Why is that?

For CDI to work it needs to manage the whole bean creation chain so it can inject the correct instances into the beans. But when we create a Quarz job using JobBuilder.newJob(MyJob).build() the JobBuilder is creating job instances that CDI does not know anything about and so never has a chance to inject the service into the job.


#### The solution

So how do we tell the Quarz scheduler that it should not create the bean instance itself, but, instead delegate the creation of the bean instance to CDI?

To do that we need to create our own factory for creating jobs with CDI.

@ApplicationScoped
class CDIJobFactory implements JobFactory {
	
	@Inject
	BeanManager beanManager
	
	@Override
	Job newJob(TriggerFiredBundle bundle, Scheduler scheduler) {
	    def jobClazz = bundle.jobDetail.jobClass
	    def bean = beanManager.getBeans(jobClazz).first()
	    def ctx = beanManager.createCreationalContext(bean)				
	    beanManager.getReference(bean, jobClazz, ctx)		
	}
}

What this factory will do is use the CDI BeanManager to create the job instances with. This way, the instances will be properly managed by CDI and we can use CDI injection inside the jobs.

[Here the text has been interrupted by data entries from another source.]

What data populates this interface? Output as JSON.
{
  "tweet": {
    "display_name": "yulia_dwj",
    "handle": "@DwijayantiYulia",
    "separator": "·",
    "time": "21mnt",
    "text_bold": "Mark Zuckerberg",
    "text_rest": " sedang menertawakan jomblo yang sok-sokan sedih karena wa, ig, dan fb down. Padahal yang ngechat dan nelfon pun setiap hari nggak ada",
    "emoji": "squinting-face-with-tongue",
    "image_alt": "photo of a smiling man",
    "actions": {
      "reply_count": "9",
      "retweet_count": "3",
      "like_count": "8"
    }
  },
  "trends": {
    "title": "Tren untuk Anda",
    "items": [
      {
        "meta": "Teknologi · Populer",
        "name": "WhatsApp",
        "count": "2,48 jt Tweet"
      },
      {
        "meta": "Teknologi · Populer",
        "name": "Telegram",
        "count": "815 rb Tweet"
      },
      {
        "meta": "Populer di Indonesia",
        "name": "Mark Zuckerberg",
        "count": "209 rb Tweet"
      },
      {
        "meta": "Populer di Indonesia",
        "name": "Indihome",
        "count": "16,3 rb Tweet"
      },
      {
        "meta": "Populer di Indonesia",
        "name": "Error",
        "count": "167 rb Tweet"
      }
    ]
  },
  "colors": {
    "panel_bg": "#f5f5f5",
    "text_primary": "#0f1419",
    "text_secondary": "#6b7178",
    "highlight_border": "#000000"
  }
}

So how do we use this factory to create the jobs with, lets combine both MyApp implementations from the Quarz example and the CDI example into one application and use our job factory to create the project. It would look like this:

@ApplicationScoped
class MyApp {
  
    @Inject 
    CDIJobFactory jobFactory

    void startMyApp() {
 
       // Get scheduler and start it
       def scheduler = StdSchedulerFactory.defaultScheduler
       
       // Use the CDI managed job factory
       scheduler.jobFactory = jobFactory
       
       // Start scheduler
       scheduler.start()

       // Create a QuarzJob to run
       def job = JobBuilder.newJob(MyJob).build()

       // Create a Trigger to trigger the job every five minutes 
       def runEveryFiveMinutes = CronScheduleBuilder.cronSchedule('0 0/5 * 1/1 * ? *')
       def trigger = TriggerBuilder.newTrigger()
			.withSchedule(runEveryFiveMinutes)
			.forJob(job)			
			.build()

       // Register Job and Trigger with the scheduler
       scheduler.scheduleJob(job, trigger) 
    }
}

Now, the JobBuilder will use our CDIJobFactory to create the MyJob and the service will be injected properly into the instance for the execute method to use.

A word about scopes

In this example I have used the @ApplicationScope extensively to denote that the beans we create should always exist as long as the application is running. However, if you are building a web application you might have beans that are @SessionScoped and will only live for the duration of the HTTP session. These beans won't work with Quarz jobs as nothing guarantees that there exists a HTTP Session when the Quarz trigger runs.